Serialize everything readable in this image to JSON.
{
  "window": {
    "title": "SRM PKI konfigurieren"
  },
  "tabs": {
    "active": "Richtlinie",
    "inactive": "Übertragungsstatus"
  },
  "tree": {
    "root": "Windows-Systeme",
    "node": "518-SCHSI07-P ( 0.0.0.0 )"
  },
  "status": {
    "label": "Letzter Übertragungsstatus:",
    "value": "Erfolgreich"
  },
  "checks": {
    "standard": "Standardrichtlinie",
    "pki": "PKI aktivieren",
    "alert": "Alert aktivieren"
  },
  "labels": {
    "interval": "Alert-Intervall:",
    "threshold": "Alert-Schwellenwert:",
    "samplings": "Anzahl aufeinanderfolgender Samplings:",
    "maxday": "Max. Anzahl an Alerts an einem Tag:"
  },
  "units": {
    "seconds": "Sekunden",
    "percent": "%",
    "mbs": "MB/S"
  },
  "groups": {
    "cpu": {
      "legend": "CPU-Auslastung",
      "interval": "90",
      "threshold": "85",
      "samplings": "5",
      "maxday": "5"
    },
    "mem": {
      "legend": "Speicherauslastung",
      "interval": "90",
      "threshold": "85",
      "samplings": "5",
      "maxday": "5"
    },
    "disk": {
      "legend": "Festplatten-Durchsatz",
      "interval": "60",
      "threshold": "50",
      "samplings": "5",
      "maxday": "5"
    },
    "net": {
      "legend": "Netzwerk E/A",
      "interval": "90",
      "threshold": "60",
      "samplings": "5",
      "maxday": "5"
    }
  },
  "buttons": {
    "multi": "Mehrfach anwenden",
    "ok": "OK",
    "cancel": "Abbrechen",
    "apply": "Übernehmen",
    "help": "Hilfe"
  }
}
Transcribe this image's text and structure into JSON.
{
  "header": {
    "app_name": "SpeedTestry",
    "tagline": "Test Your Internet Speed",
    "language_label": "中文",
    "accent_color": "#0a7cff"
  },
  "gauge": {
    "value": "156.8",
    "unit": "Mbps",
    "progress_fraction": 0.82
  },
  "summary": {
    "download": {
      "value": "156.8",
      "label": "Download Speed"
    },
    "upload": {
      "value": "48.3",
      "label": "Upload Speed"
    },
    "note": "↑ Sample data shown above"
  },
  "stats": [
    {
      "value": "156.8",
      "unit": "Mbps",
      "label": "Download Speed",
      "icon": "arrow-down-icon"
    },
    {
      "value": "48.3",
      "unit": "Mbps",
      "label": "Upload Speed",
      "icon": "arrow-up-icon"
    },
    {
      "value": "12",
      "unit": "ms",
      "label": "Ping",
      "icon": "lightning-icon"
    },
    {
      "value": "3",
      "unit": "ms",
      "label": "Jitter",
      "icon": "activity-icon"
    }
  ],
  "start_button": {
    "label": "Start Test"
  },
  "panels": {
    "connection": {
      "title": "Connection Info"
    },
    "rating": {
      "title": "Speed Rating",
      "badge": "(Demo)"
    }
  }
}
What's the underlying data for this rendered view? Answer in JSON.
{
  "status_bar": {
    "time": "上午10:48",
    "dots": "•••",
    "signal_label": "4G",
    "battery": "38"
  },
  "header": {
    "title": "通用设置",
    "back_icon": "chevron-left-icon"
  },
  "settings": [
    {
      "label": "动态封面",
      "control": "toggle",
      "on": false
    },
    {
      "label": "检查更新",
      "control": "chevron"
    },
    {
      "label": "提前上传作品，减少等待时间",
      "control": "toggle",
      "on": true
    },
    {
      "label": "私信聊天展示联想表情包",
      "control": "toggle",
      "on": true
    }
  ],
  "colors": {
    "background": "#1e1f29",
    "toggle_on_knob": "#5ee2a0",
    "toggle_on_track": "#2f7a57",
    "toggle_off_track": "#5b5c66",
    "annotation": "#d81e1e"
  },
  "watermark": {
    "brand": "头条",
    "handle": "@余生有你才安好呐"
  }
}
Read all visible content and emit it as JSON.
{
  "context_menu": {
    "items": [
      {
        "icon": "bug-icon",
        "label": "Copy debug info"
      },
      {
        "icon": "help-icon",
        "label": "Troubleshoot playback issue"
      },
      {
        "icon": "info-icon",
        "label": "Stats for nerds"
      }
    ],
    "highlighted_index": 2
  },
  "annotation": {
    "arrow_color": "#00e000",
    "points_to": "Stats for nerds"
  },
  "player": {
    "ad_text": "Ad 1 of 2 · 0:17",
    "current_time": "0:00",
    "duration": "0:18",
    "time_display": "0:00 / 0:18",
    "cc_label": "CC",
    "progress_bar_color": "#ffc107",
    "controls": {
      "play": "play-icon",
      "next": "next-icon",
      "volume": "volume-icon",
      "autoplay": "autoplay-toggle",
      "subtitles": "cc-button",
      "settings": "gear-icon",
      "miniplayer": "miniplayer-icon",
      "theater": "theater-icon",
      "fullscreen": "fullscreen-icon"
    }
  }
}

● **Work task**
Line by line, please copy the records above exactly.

● **Result for this task**
Serialize everything readable in this image to JSON.
{
  "window": {
    "title": "SRM PKI konfigurieren"
  },
  "tabs": {
    "active": "Richtlinie",
    "inactive": "Übertragungsstatus"
  },
  "tree": {
    "root": "Windows-Systeme",
    "node": "518-SCHSI07-P ( 0.0.0.0 )"
  },
  "status": {
    "label": "Letzter Übertragungsstatus:",
    "value": "Erfolgreich"
  },
  "checks": {
    "standard": "Standardrichtlinie",
    "pki": "PKI aktivieren",
    "alert": "Alert aktivieren"
  },
  "labels": {
    "interval": "Alert-Intervall:",
    "threshold": "Alert-Schwellenwert:",
    "samplings": "Anzahl aufeinanderfolgender Samplings:",
    "maxday": "Max. Anzahl an Alerts an einem Tag:"
  },
  "units": {
    "seconds": "Sekunden",
    "percent": "%",
    "mbs": "MB/S"
  },
  "groups": {
    "cpu": {
      "legend": "CPU-Auslastung",
      "interval": "90",
      "threshold": "85",
      "samplings": "5",
      "maxday": "5"
    },
    "mem": {
      "legend": "Speicherauslastung",
      "interval": "90",
      "threshold": "85",
      "samplings": "5",
      "maxday": "5"
    },
    "disk": {
      "legend": "Festplatten-Durchsatz",
      "interval": "60",
      "threshold": "50",
      "samplings": "5",
      "maxday": "5"
    },
    "net": {
      "legend": "Netzwerk E/A",
      "interval": "90",
      "threshold": "60",
      "samplings": "5",
      "maxday": "5"
    }
  },
  "buttons": {
    "multi": "Mehrfach anwenden",
    "ok": "OK",
    "cancel": "Abbrechen",
    "apply": "Übernehmen",
    "help": "Hilfe"
  }
}
Transcribe this image's text and structure into JSON.
{
  "header": {
    "app_name": "SpeedTestry",
    "tagline": "Test Your Internet Speed",
    "language_label": "中文",
    "accent_color": "#0a7cff"
  },
  "gauge": {
    "value": "156.8",
    "unit": "Mbps",
    "progress_fraction": 0.82
  },
  "summary": {
    "download": {
      "value": "156.8",
      "label": "Download Speed"
    },
    "upload": {
      "value": "48.3",
      "label": "Upload Speed"
    },
    "note": "↑ Sample data shown above"
  },
  "stats": [
    {
      "value": "156.8",
      "unit": "Mbps",
      "label": "Download Speed",
      "icon": "arrow-down-icon"
    },
    {
      "value": "48.3",
      "unit": "Mbps",
      "label": "Upload Speed",
      "icon": "arrow-up-icon"
    },
    {
      "value": "12",
      "unit": "ms",
      "label": "Ping",
      "icon": "lightning-icon"
    },
    {
      "value": "3",
      "unit": "ms",
      "label": "Jitter",
      "icon": "activity-icon"
    }
  ],
  "start_button": {
    "label": "Start Test"
  },
  "panels": {
    "connection": {
      "title": "Connection Info"
    },
    "rating": {
      "title": "Speed Rating",
      "badge": "(Demo)"
    }
  }
}
What's the underlying data for this rendered view? Answer in JSON.
{
  "status_bar": {
    "time": "上午10:48",
    "dots": "•••",
    "signal_label": "4G",
    "battery": "38"
  },
  "header": {
    "title": "通用设置",
    "back_icon": "chevron-left-icon"
  },
  "settings": [
    {
      "label": "动态封面",
      "control": "toggle",
      "on": false
    },
    {
      "label": "检查更新",
      "control": "chevron"
    },
    {
      "label": "提前上传作品，减少等待时间",
      "control": "toggle",
      "on": true
    },
    {
      "label": "私信聊天展示联想表情包",
      "control": "toggle",
      "on": true
    }
  ],
  "colors": {
    "background": "#1e1f29",
    "toggle_on_knob": "#5ee2a0",
    "toggle_on_track": "#2f7a57",
    "toggle_off_track": "#5b5c66",
    "annotation": "#d81e1e"
  },
  "watermark": {
    "brand": "头条",
    "handle": "@余生有你才安好呐"
  }
}
Read all visible content and emit it as JSON.
{
  "context_menu": {
    "items": [
      {
        "icon": "bug-icon",
        "label": "Copy debug info"
      },
      {
        "icon": "help-icon",
        "label": "Troubleshoot playback issue"
      },
      {
        "icon": "info-icon",
        "label": "Stats for nerds"
      }
    ],
    "highlighted_index": 2
  },
  "annotation": {
    "arrow_color": "#00e000",
    "points_to": "Stats for nerds"
  },
  "player": {
    "ad_text": "Ad 1 of 2 · 0:17",
    "current_time": "0:00",
    "duration": "0:18",
    "time_display": "0:00 / 0:18",
    "cc_label": "CC",
    "progress_bar_color": "#ffc107",
    "controls": {
      "play": "play-icon",
      "next": "next-icon",
      "volume": "volume-icon",
      "autoplay": "autoplay-toggle",
      "subtitles": "cc-button",
      "settings": "gear-icon",
      "miniplayer": "miniplayer-icon",
      "theater": "theater-icon",
      "fullscreen": "fullscreen-icon"
    }
  }
}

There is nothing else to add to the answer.